* Required work *
From the first entry to the last, copy the material exactly as it stands.

..........

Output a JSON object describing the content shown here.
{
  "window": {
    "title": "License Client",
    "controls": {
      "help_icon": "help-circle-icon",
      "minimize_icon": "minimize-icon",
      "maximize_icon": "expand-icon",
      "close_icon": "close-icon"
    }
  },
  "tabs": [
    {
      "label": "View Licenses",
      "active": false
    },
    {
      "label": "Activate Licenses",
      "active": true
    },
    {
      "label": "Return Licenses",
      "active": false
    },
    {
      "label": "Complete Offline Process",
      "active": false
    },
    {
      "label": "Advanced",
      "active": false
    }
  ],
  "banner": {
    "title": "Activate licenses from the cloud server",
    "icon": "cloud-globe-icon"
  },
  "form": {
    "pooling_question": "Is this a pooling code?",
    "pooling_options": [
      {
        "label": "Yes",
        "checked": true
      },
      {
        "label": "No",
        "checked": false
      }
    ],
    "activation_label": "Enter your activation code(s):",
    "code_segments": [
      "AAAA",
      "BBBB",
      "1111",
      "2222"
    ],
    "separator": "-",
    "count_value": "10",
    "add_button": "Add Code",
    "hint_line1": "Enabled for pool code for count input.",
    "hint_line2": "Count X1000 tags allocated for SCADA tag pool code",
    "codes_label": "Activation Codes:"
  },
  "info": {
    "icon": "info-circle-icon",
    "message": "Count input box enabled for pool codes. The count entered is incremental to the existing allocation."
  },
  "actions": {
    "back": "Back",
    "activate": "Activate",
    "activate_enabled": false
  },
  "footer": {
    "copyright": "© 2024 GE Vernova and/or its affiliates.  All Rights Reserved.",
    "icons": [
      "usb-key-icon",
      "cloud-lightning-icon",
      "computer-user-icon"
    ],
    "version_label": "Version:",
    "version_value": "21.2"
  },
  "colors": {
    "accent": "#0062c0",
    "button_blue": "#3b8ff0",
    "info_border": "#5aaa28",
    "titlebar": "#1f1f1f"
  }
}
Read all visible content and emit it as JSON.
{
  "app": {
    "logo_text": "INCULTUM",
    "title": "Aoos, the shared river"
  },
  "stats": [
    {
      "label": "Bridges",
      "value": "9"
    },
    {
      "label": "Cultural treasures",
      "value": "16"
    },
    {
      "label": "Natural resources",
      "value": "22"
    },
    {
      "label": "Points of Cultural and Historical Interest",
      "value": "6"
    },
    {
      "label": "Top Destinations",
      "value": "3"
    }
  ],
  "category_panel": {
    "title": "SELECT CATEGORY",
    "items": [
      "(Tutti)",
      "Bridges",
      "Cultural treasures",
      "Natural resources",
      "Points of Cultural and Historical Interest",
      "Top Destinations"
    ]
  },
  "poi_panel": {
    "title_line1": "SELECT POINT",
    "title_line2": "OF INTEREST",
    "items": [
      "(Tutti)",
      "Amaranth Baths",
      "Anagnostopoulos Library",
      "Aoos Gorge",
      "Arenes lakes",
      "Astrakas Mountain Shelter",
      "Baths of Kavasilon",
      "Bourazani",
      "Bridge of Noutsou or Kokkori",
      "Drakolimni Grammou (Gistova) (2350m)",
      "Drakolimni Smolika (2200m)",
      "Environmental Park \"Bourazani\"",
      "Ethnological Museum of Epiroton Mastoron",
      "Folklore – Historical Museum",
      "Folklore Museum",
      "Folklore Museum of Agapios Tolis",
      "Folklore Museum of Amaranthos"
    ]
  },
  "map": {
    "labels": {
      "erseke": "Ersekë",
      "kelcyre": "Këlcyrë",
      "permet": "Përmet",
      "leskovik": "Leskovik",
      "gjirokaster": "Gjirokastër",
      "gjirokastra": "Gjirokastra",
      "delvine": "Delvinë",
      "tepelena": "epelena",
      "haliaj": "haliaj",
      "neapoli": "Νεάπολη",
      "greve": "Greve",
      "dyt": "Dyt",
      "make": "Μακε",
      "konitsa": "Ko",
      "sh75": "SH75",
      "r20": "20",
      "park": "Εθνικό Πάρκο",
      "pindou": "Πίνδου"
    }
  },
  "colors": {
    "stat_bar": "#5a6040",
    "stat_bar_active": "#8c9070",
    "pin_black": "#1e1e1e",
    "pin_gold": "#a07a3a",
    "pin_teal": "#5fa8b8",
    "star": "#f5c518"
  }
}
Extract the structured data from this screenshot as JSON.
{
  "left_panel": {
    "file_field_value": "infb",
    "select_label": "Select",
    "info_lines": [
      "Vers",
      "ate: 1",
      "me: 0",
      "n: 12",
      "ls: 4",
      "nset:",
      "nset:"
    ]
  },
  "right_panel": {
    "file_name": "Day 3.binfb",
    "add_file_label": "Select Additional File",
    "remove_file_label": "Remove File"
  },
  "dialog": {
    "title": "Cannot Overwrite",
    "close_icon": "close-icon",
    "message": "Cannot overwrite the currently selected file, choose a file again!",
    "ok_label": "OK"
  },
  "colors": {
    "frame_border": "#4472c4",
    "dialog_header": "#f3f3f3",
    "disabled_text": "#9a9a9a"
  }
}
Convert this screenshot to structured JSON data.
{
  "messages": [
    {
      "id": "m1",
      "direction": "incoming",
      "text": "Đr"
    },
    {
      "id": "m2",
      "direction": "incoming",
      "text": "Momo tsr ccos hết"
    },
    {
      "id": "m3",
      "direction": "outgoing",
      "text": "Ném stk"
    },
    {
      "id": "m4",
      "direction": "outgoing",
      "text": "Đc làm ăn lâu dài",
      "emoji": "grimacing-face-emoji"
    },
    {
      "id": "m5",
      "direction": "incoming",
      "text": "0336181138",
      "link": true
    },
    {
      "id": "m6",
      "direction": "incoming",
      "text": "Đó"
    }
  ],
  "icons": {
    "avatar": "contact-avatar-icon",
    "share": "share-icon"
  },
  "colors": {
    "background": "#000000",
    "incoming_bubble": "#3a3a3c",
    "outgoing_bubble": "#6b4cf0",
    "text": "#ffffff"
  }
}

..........

* Answer section *
Output a JSON object describing the content shown here.
{
  "window": {
    "title": "License Client",
    "controls": {
      "help_icon": "help-circle-icon",
      "minimize_icon": "minimize-icon",
      "maximize_icon": "expand-icon",
      "close_icon": "close-icon"
    }
  },
  "tabs": [
    {
      "label": "View Licenses",
      "active": false
    },
    {
      "label": "Activate Licenses",
      "active": true
    },
    {
      "label": "Return Licenses",
      "active": false
    },
    {
      "label": "Complete Offline Process",
      "active": false
    },
    {
      "label": "Advanced",
      "active": false
    }
  ],
  "banner": {
    "title": "Activate licenses from the cloud server",
    "icon": "cloud-globe-icon"
  },
  "form": {
    "pooling_question": "Is this a pooling code?",
    "pooling_options": [
      {
        "label": "Yes",
        "checked": true
      },
      {
        "label": "No",
        "checked": false
      }
    ],
    "activation_label": "Enter your activation code(s):",
    "code_segments": [
      "AAAA",
      "BBBB",
      "1111",
      "2222"
    ],
    "separator": "-",
    "count_value": "10",
    "add_button": "Add Code",
    "hint_line1": "Enabled for pool code for count input.",
    "hint_line2": "Count X1000 tags allocated for SCADA tag pool code",
    "codes_label": "Activation Codes:"
  },
  "info": {
    "icon": "info-circle-icon",
    "message": "Count input box enabled for pool codes. The count entered is incremental to the existing allocation."
  },
  "actions": {
    "back": "Back",
    "activate": "Activate",
    "activate_enabled": false
  },
  "footer": {
    "copyright": "© 2024 GE Vernova and/or its affiliates.  All Rights Reserved.",
    "icons": [
      "usb-key-icon",
      "cloud-lightning-icon",
      "computer-user-icon"
    ],
    "version_label": "Version:",
    "version_value": "21.2"
  },
  "colors": {
    "accent": "#0062c0",
    "button_blue": "#3b8ff0",
    "info_border": "#5aaa28",
    "titlebar": "#1f1f1f"
  }
}
Read all visible content and emit it as JSON.
{
  "app": {
    "logo_text": "INCULTUM",
    "title": "Aoos, the shared river"
  },
  "stats": [
    {
      "label": "Bridges",
      "value": "9"
    },
    {
      "label": "Cultural treasures",
      "value": "16"
    },
    {
      "label": "Natural resources",
      "value": "22"
    },
    {
      "label": "Points of Cultural and Historical Interest",
      "value": "6"
    },
    {
      "label": "Top Destinations",
      "value": "3"
    }
  ],
  "category_panel": {
    "title": "SELECT CATEGORY",
    "items": [
      "(Tutti)",
      "Bridges",
      "Cultural treasures",
      "Natural resources",
      "Points of Cultural and Historical Interest",
      "Top Destinations"
    ]
  },
  "poi_panel": {
    "title_line1": "SELECT POINT",
    "title_line2": "OF INTEREST",
    "items": [
      "(Tutti)",
      "Amaranth Baths",
      "Anagnostopoulos Library",
      "Aoos Gorge",
      "Arenes lakes",
      "Astrakas Mountain Shelter",
      "Baths of Kavasilon",
      "Bourazani",
      "Bridge of Noutsou or Kokkori",
      "Drakolimni Grammou (Gistova) (2350m)",
      "Drakolimni Smolika (2200m)",
      "Environmental Park \"Bourazani\"",
      "Ethnological Museum of Epiroton Mastoron",
      "Folklore – Historical Museum",
      "Folklore Museum",
      "Folklore Museum of Agapios Tolis",
      "Folklore Museum of Amaranthos"
    ]
  },
  "map": {
    "labels": {
      "erseke": "Ersekë",
      "kelcyre": "Këlcyrë",
      "permet": "Përmet",
      "leskovik": "Leskovik",
      "gjirokaster": "Gjirokastër",
      "gjirokastra": "Gjirokastra",
      "delvine": "Delvinë",
      "tepelena": "epelena",
      "haliaj": "haliaj",
      "neapoli": "Νεάπολη",
      "greve": "Greve",
      "dyt": "Dyt",
      "make": "Μακε",
      "konitsa": "Ko",
      "sh75": "SH75",
      "r20": "20",
      "park": "Εθνικό Πάρκο",
      "pindou": "Πίνδου"
    }
  },
  "colors": {
    "stat_bar": "#5a6040",
    "stat_bar_active": "#8c9070",
    "pin_black": "#1e1e1e",
    "pin_gold": "#a07a3a",
    "pin_teal": "#5fa8b8",
    "star": "#f5c518"
  }
}
Extract the structured data from this screenshot as JSON.
{
  "left_panel": {
    "file_field_value": "infb",
    "select_label": "Select",
    "info_lines": [
      "Vers",
      "ate: 1",
      "me: 0",
      "n: 12",
      "ls: 4",
      "nset:",
      "nset:"
    ]
  },
  "right_panel": {
    "file_name": "Day 3.binfb",
    "add_file_label": "Select Additional File",
    "remove_file_label": "Remove File"
  },
  "dialog": {
    "title": "Cannot Overwrite",
    "close_icon": "close-icon",
    "message": "Cannot overwrite the currently selected file, choose a file again!",
    "ok_label": "OK"
  },
  "colors": {
    "frame_border": "#4472c4",
    "dialog_header": "#f3f3f3",
    "disabled_text": "#9a9a9a"
  }
}
Convert this screenshot to structured JSON data.
{
  "messages": [
    {
      "id": "m1",
      "direction": "incoming",
      "text": "Đr"
    },
    {
      "id": "m2",
      "direction": "incoming",
      "text": "Momo tsr ccos hết"
    },
    {
      "id": "m3",
      "direction": "outgoing",
      "text": "Ném stk"
    },
    {
      "id": "m4",
      "direction": "outgoing",
      "text": "Đc làm ăn lâu dài",
      "emoji": "grimacing-face-emoji"
    },
    {
      "id": "m5",
      "direction": "incoming",
      "text": "0336181138",
      "link": true
    },
    {
      "id": "m6",
      "direction": "incoming",
      "text": "Đó"
    }
  ],
  "icons": {
    "avatar": "contact-avatar-icon",
    "share": "share-icon"
  },
  "colors": {
    "background": "#000000",
    "incoming_bubble": "#3a3a3c",
    "outgoing_bubble": "#6b4cf0",
    "text": "#ffffff"
  }
}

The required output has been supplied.